Following several strong winter storms that brought snowpack and precipitation to above average levels, the California Department of Water Resources (DWR) announced on March 20 an increase to the 2019 State Water Project (SWP) allocation. Most SWP contractors will now receive 70 percent of their requests for the 2019 calendar year, an increase from the 35 percent allocation announced in February.

“Just ten weeks ago it looked like we may have been facing another dry year in California,” said DWR Director Karla Nemeth. “Fortunately, we’ve turned a corner and now it’s shaping up to be a great year for water supply. California’s hydrology varies year to year, which is why all Californians must work together to use water wisely.”

The allocation is assessed monthly and the final allocation is typically determined in May. Last year’s final allocation was 35 percent.

As of March 7, the Northern Sierra 8-station index recorded above average precipitation for water year 2019. While the state has not reached record precipitation like that seen in 2017, February was the third wettest recorded in the Northern Sierra index since 1921 and the sixth wettest in the San Joaquin index since 1913. The statewide Sierra snowpack is 156 percent of average for this date.

Most of the state’s major reservoirs are at or above their historical averages for this time of year. Lake Oroville, the SWP’s largest reservoir, is currently at 76 percent of capacity and 103 percent of average for this time of year. Shasta Lake, the Central Valley Project’s (CVP) largest reservoir, is at 83 percent of capacity and 106 percent of average. San Luis Reservoir, the largest off-stream reservoir in the United States where water is stored for the SWP and CVP, is at 99 percent of capacity and 112 percent of average. In Southern California, SWP’s Castaic Lake is at 81 percent of capacity and 92 percent of average.

Reservoir storage, snowpack, precipitation, and releases to meet water supply and environmental demands are among several factors used in determining allocations.

DWR transports SWP water to 29 SWP contractors which serve more than 27 million Californians and 750,000 acres of farmland. The 2019 allocation of 70 percent amounts to 2,942,158 acre-feet of water.

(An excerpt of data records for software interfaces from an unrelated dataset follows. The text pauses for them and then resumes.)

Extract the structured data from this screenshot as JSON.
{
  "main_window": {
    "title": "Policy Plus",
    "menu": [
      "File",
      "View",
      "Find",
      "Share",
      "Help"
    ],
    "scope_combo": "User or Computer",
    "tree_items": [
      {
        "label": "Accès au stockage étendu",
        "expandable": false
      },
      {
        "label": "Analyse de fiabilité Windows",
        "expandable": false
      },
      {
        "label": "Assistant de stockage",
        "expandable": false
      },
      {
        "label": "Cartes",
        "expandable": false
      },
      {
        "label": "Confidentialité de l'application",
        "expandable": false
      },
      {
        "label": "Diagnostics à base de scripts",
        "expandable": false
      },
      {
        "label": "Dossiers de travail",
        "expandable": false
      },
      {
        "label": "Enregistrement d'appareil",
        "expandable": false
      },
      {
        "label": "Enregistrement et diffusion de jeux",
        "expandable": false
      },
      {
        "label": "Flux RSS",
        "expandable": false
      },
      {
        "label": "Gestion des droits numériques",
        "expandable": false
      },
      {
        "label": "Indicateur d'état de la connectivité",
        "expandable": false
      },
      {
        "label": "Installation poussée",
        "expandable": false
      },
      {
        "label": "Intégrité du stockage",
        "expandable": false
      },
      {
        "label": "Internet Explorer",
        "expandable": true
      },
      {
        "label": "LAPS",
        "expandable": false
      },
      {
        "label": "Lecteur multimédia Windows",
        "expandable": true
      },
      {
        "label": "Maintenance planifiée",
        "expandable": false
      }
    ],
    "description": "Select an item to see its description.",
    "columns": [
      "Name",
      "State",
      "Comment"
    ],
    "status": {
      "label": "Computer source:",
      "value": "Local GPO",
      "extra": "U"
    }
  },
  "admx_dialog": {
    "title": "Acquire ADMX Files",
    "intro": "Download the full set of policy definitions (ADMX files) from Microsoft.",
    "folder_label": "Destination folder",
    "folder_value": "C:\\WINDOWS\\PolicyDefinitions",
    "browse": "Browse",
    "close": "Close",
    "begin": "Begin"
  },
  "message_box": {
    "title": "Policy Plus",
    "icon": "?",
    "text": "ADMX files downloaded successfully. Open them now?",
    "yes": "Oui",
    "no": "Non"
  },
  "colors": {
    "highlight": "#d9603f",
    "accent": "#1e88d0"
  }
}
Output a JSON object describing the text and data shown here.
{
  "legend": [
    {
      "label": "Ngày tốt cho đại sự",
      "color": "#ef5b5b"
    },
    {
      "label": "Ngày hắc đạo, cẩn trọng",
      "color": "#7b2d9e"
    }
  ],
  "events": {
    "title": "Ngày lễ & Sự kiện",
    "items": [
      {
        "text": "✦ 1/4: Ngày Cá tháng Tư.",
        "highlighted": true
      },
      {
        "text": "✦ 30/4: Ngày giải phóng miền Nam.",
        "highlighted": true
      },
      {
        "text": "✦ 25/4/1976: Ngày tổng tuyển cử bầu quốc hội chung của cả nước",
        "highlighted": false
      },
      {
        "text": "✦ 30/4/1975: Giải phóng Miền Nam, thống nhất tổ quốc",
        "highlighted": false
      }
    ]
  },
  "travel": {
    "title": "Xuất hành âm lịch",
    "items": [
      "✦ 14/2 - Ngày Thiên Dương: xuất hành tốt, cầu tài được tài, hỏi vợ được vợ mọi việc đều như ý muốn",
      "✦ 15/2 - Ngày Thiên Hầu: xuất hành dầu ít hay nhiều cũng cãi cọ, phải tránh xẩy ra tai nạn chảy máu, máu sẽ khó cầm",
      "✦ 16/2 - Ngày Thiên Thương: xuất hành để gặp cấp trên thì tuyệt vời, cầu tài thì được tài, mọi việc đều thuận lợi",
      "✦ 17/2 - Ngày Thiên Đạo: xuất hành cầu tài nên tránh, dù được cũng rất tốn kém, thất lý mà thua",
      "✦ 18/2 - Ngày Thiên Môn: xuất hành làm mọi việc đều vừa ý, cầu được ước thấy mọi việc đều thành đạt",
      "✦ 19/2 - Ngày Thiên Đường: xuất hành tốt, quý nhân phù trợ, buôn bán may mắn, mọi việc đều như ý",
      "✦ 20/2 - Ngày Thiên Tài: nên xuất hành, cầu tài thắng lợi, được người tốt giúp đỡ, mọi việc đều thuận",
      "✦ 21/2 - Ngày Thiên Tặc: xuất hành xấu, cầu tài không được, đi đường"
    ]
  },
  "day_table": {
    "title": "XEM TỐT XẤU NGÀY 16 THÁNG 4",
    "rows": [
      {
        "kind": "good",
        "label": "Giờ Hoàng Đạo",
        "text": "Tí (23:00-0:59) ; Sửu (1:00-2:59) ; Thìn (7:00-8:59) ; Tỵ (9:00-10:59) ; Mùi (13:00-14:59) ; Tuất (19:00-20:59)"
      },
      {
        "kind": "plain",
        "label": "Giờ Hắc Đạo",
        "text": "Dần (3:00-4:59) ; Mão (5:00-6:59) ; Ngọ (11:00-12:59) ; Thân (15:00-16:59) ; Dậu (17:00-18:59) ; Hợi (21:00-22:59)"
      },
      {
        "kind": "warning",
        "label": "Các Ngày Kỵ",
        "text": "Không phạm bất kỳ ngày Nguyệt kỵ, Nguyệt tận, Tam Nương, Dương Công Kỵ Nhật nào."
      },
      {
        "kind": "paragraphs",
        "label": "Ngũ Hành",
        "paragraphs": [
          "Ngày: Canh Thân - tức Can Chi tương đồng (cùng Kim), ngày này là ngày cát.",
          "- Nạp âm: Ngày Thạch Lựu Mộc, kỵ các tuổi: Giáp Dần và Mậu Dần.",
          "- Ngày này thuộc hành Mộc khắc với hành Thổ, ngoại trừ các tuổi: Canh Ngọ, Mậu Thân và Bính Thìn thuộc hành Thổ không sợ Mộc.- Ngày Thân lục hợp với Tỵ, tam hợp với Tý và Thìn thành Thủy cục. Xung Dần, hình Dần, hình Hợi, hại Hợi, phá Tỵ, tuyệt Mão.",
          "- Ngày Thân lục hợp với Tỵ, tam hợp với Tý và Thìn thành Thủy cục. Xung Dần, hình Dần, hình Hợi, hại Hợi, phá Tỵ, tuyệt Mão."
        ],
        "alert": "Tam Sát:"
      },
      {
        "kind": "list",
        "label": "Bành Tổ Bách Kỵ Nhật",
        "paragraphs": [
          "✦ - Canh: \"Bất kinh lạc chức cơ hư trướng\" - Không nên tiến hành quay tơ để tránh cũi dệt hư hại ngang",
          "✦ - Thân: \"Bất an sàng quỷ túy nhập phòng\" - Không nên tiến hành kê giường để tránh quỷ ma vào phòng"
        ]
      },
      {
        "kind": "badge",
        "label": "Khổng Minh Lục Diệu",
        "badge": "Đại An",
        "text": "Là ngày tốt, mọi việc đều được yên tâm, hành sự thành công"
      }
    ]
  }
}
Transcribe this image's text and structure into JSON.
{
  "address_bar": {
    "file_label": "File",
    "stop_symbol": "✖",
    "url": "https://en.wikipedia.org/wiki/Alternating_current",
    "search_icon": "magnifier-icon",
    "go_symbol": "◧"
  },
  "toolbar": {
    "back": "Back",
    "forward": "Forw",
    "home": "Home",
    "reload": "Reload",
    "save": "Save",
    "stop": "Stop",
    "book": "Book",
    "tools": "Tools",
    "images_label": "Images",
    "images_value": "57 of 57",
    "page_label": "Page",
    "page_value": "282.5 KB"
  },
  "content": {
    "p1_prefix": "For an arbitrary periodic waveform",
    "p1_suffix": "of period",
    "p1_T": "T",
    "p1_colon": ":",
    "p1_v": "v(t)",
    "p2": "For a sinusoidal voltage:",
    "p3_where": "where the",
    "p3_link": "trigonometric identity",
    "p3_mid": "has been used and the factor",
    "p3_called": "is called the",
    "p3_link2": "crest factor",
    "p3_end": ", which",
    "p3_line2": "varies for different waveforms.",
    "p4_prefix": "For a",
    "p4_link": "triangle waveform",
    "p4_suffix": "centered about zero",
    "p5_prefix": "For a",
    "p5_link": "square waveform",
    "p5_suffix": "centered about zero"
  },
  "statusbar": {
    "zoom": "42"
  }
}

DWR’s California Data Exchange Center website shows current water conditions at the state’s largest reservoirs and weather stations and measures current rain and snow precipitation.